The Magnum Foundation Emergency Fund has made an exclusive announcement to LightBox disclosing the winners of its 2012 grants. The fund, which began in 2009, awards the annual prize to photographers from around the world who use their cameras to shed light on underserved issues and communities.
The eight grantees were selected from a field of nearly 100 photographers nominated by ten professionals (including, in the past, TIME’s own director of photography, Kira Pollack). The winners will receive, along with funding, editorial guidance and research support to continue their work, which explores such diverse topics as peasant works in China and violence in the Pennsylvania projects.
The Emergency Fund, which was founded to counteract the shrinking of opportunities for long-form, socially-conscious photographic storytellers, is now in its third year of granting prizes. The program continues to grow, says Emma Raynes, the Emergency Fund’s program director. “We’ve been able to put more energy into helping photographers put depth into their work,” she says. Increased integration of social media has also made a difference; the Emergency Fund had already used Kickstarter to add to its power to help photographers, but the organization has expanded its presence on Twitter, Facebook and Tumblr.
Raynes says that this year’s winners tended to step away from traditional documentary and photojournalism styles and put a new emphasis on creative visual language. Benjamin Lowy, for example, made use of the Hipstamatic iPhone app in his photographs of Libya. “We wanted to invest in projects that were incredibly ambitious,” says Raynes.

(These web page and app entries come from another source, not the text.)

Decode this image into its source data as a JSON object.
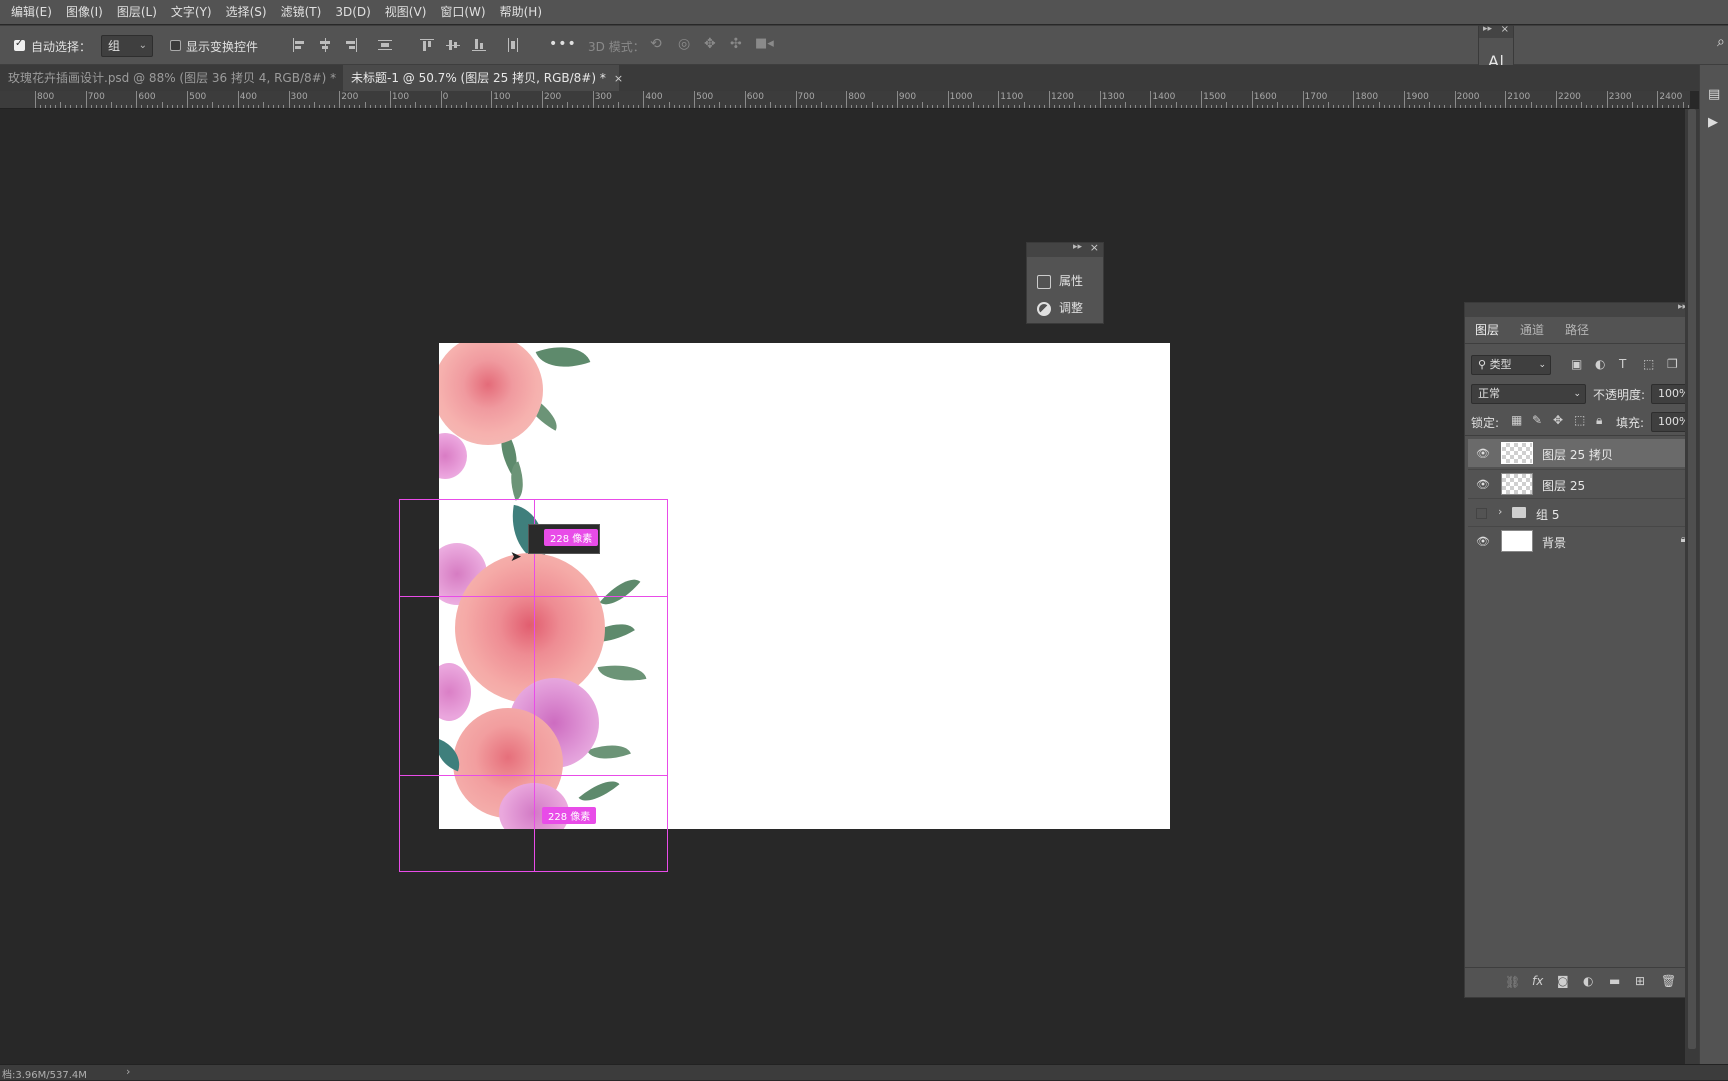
{
  "menu": [
    "编辑(E)",
    "图像(I)",
    "图层(L)",
    "文字(Y)",
    "选择(S)",
    "滤镜(T)",
    "3D(D)",
    "视图(V)",
    "窗口(W)",
    "帮助(H)"
  ],
  "options": {
    "auto_select_label": "自动选择：",
    "auto_select_value": "组",
    "show_transform_label": "显示变换控件",
    "mode_3d_label": "3D 模式："
  },
  "tabs": [
    {
      "label": "玫瑰花卉插画设计.psd @ 88% (图层 36 拷贝 4, RGB/8#) *",
      "close": "×"
    },
    {
      "label": "未标题-1 @ 50.7% (图层 25 拷贝, RGB/8#) *",
      "close": "×"
    }
  ],
  "ruler": [
    "800",
    "700",
    "600",
    "500",
    "400",
    "300",
    "200",
    "100",
    "0",
    "100",
    "200",
    "300",
    "400",
    "500",
    "600",
    "700",
    "800",
    "900",
    "1000",
    "1100",
    "1200",
    "1300",
    "1400",
    "1500",
    "1600",
    "1700",
    "1800",
    "1900",
    "2000",
    "2100",
    "2200",
    "2300",
    "2400"
  ],
  "canvas": {
    "measure_top": "228 像素",
    "measure_bottom": "228 像素"
  },
  "props_panel": {
    "properties": "属性",
    "adjustments": "调整"
  },
  "layers_panel": {
    "tabs": [
      "图层",
      "通道",
      "路径"
    ],
    "filter_kind": "类型",
    "blend_mode": "正常",
    "opacity_label": "不透明度:",
    "opacity_value": "100%",
    "lock_label": "锁定:",
    "fill_label": "填充:",
    "fill_value": "100%",
    "layers": [
      {
        "name": "图层 25 拷贝",
        "visible": true,
        "selected": true
      },
      {
        "name": "图层 25",
        "visible": true,
        "selected": false
      },
      {
        "name": "组 5",
        "visible": false,
        "selected": false
      },
      {
        "name": "背景",
        "visible": true,
        "selected": false
      }
    ]
  },
  "status": {
    "doc_size": "档:3.96M/537.4M"
  },
  "colors": {
    "guide": "#e84ce8",
    "panel_bg": "#535353",
    "canvas_bg": "#282828"
  }
}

In addition to funding the work of established photojournalists, the Magnum Emergency Fund awards scholarships to emerging photographers from nonwestern countries, for them to attend a 5-week summer program about documenting human-rights issues.
And for all its support of photographers, the Emergency Fund aims to do more than help them do their work. The Foundation wants “to reach beyond the photography community into communities that are concerned about the issues,” says Raynes. “The main goal of our program is to get the work seen.”
Read more about the Emergency Fund on LightBox here.